When Natalia Molina was growing up in Echo Park in the 1970s, she’d spend evenings at the Mexican restaurant her mother owned, Nayarit, a neighborhood staple her grandmother founded in 1951 that was frequented by a cross-section of the city: immigrants, Dodgers players after games, celebrities such as Marlon Brando and Rita Moreno. The nights were late, and after hours of people watching and escorting customers to their tables, a young Natalia would crawl into a red vinyl booth and fall asleep, her belly full of enchiladas suizas or stewed ribs in a spicy red sauce.

Molina, a professor of American studies and ethnicity at USC, is now at work on the book “Place-makers: The Story of an Ethnic Mexican Community in Twentieth-Century Los Angeles,” which explores the restaurant’s history as an urban anchor for immigrants. Her third book, it fits right into her oeuvre: The historian has spentnearly two decades exploring how long-held stereotypes and narratives of immigrant communities have shaped our views about race and public policy.

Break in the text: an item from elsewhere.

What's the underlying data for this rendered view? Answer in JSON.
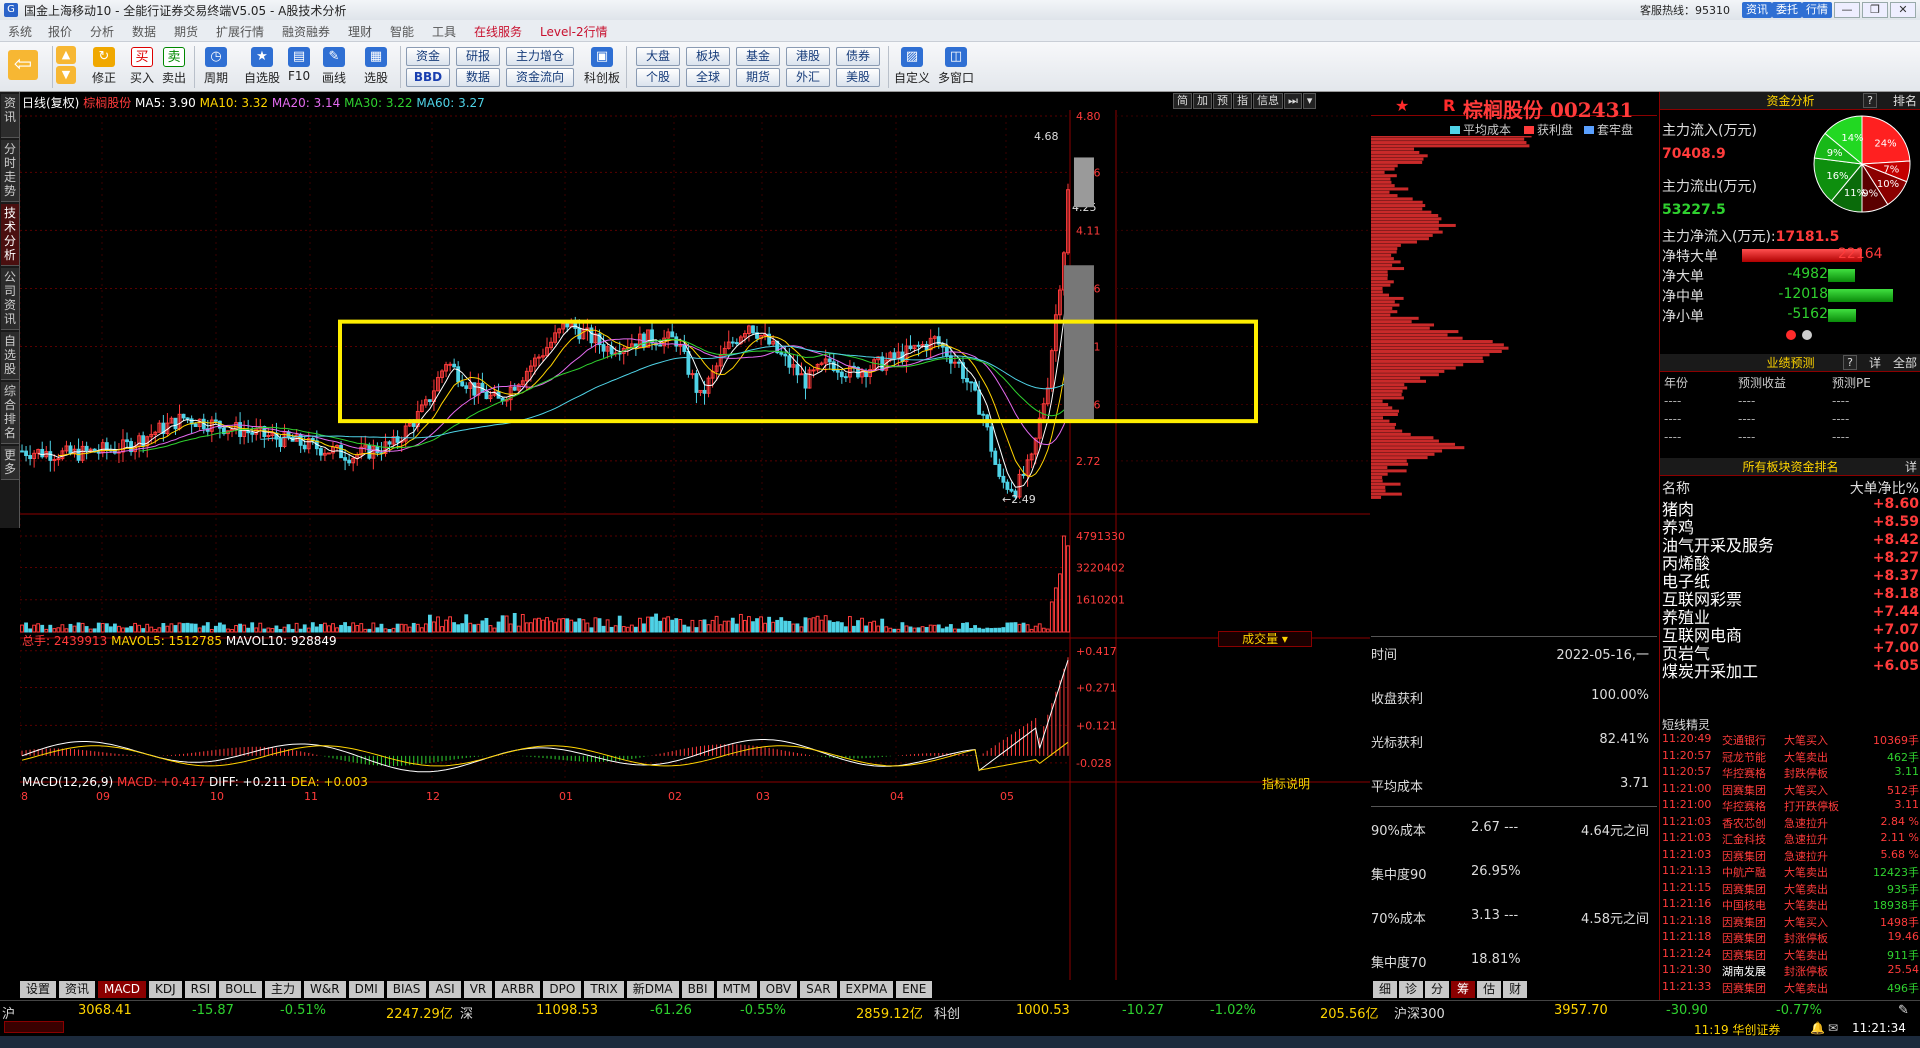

On Tuesday morning, Molina was named a 2020 MacArthur fellow, recognized by the John D. and Catherine T. MacArthur Foundation for “revealing how narratives of racial difference that were constructed and applied to immigrant groups a century ago continue to shape national policy today.”

Molina thought she was joining a phone call with MacArthur staffers to discuss other nominees when she learned of her award last month.

“I had my yellow legal pad out, my pen was poised,” she said. “Then they said: ‘We’d like to talk about the nominee, and that nominee is you!’ I was shocked. It was such a brain jam. But then it was just gratitude. This will be good for talking about race, social justice, issues of equality. It was just: Thank you for caring about these issues.”

Of this year’s 21 fellows across the arts, education, science, media, law and environmental studies, Molina’s work on race, gender, culture and citizenship is particularly timely, essentially at the heart of the national conversation as America undergoes a reckoning over systemic racism and grapples with questions of equity, inclusion and identity.

“There is this moment — we’re seeing how people’s civil rights and human rights are being disregarded,” she said. “One moment it’s the story of George Floyd, the next an Asian American who’s had acid thrown on them, and the next, a child being separatedfrom their parents — and that can be in one day. We need to see how these racial moments are connected so that we can make systemic change.” 

Not surprisingly, Molina has been especially busy as a media commentator and public speaker during the pandemic, having done more than a dozen interviews for TV, radio and print outlets on “race, health, place and how we remember history,” she said, including the toppling of the Junipero Serra statue in downtown L.A. and forced sterilization at an Immigration and Customs Enforcement detention center in Georgia.

Read entire article at Los Angeles Times